OBJECTIVES: We sought to determine the overall prognostic importance of left ventricular hypertrophy (LVH) among patients with coronary artery disease (CAD), as well as to determine whether this risk varies as a function of race or gender. BACKGROUND: Left ventricular hypertrophy is more prevalent among blacks and women than their counterparts. Blacks and women also have higher mortality with coronary disease. METHODS: We studied records of 2,461 patients (19% black, 42% women) diagnosed with CAD at cardiac catheterization between 1990 and 1998 from a single academic center. Left ventricular hypertrophy was defined using standard echocardiographic measures. Cox proportional hazards models were used for adjusted survival analyses. Mean patient follow-up was three years. RESULTS: Patients with LVH were older (68 vs. 65 years, p < 0.01), more often women (54% vs. 36%, p < 0.01), and black (25% vs. 16%, p < 0.01), and had higher unadjusted three-year mortality rates than patients without LVH (42% vs. 34%, p < 0.01). Left ventricular hypertrophy remained an independent predictor of mortality after adjusting for other clinical risk factors (hazard ratio 1.56, 95% confidence interval 1.35 to 1.80) with prognostic importance equivalent to that of left ventricular ejection fraction. Although the relative risk of LVH did not vary by race or gender, the attributable risk of LVH was greater in blacks and women. CONCLUSIONS: Clinicians should consider the prognostic importance of LVH when assessing risk in patients with CAD. Because LVH is more common among black and women patients with CAD, it partially accounts for racial and gender differences in survival.

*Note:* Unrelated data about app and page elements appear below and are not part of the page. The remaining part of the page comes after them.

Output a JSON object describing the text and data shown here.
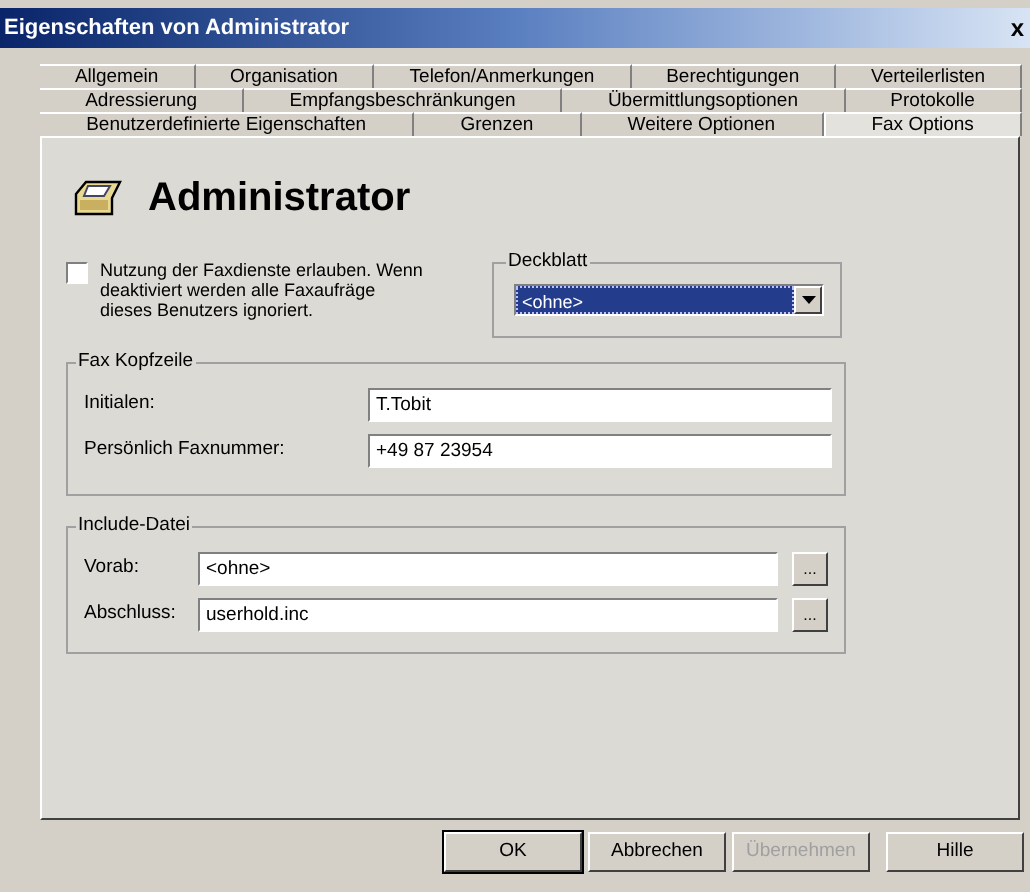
{
  "window": {
    "title": "Eigenschaften von Administrator",
    "close": "x"
  },
  "tab_rows": [
    [
      {
        "label": "Allgemein",
        "selected": false
      },
      {
        "label": "Organisation",
        "selected": false
      },
      {
        "label": "Telefon/Anmerkungen",
        "selected": false
      },
      {
        "label": "Berechtigungen",
        "selected": false
      },
      {
        "label": "Verteilerlisten",
        "selected": false
      }
    ],
    [
      {
        "label": "Adressierung",
        "selected": false
      },
      {
        "label": "Empfangsbeschränkungen",
        "selected": false
      },
      {
        "label": "Übermittlungsoptionen",
        "selected": false
      },
      {
        "label": "Protokolle",
        "selected": false
      }
    ],
    [
      {
        "label": "Benutzerdefinierte Eigenschaften",
        "selected": false
      },
      {
        "label": "Grenzen",
        "selected": false
      },
      {
        "label": "Weitere Optionen",
        "selected": false
      },
      {
        "label": "Fax Options",
        "selected": true
      }
    ]
  ],
  "header": {
    "name": "Administrator"
  },
  "fax_enable": {
    "label": "Nutzung der Faxdienste erlauben. Wenn deaktiviert werden alle Faxaufräge dieses Benutzers ignoriert.",
    "checked": false
  },
  "deckblatt": {
    "title": "Deckblatt",
    "value": "<ohne>"
  },
  "fax_kopfzeile": {
    "title": "Fax Kopfzeile",
    "fields": [
      {
        "label": "Initialen:",
        "value": "T.Tobit"
      },
      {
        "label": "Persönlich Faxnummer:",
        "value": "+49 87 23954"
      }
    ]
  },
  "include_datei": {
    "title": "Include-Datei",
    "fields": [
      {
        "label": "Vorab:",
        "value": "<ohne>",
        "browse": "..."
      },
      {
        "label": "Abschluss:",
        "value": "userhold.inc",
        "browse": "..."
      }
    ]
  },
  "buttons": [
    {
      "label": "OK",
      "disabled": false,
      "default": true
    },
    {
      "label": "Abbrechen",
      "disabled": false,
      "default": false
    },
    {
      "label": "Übernehmen",
      "disabled": true,
      "default": false
    },
    {
      "label": "Hille",
      "disabled": false,
      "default": false
    }
  ]
}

ASJC Scopus subject areas
- Cardiology and Cardiovascular Medicine